START RECORDS SHOWN
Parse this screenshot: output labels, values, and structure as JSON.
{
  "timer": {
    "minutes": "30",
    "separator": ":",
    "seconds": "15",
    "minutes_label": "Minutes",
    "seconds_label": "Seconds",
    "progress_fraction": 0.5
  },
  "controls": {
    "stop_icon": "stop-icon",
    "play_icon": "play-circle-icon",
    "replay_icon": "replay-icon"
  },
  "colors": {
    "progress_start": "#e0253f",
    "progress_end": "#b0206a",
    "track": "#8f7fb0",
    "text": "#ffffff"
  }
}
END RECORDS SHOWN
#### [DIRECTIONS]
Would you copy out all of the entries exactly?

#### [PROBLEM SOLUTION]
Parse this screenshot: output labels, values, and structure as JSON.
{
  "timer": {
    "minutes": "30",
    "separator": ":",
    "seconds": "15",
    "minutes_label": "Minutes",
    "seconds_label": "Seconds",
    "progress_fraction": 0.5
  },
  "controls": {
    "stop_icon": "stop-icon",
    "play_icon": "play-circle-icon",
    "replay_icon": "replay-icon"
  },
  "colors": {
    "progress_start": "#e0253f",
    "progress_end": "#b0206a",
    "track": "#8f7fb0",
    "text": "#ffffff"
  }
}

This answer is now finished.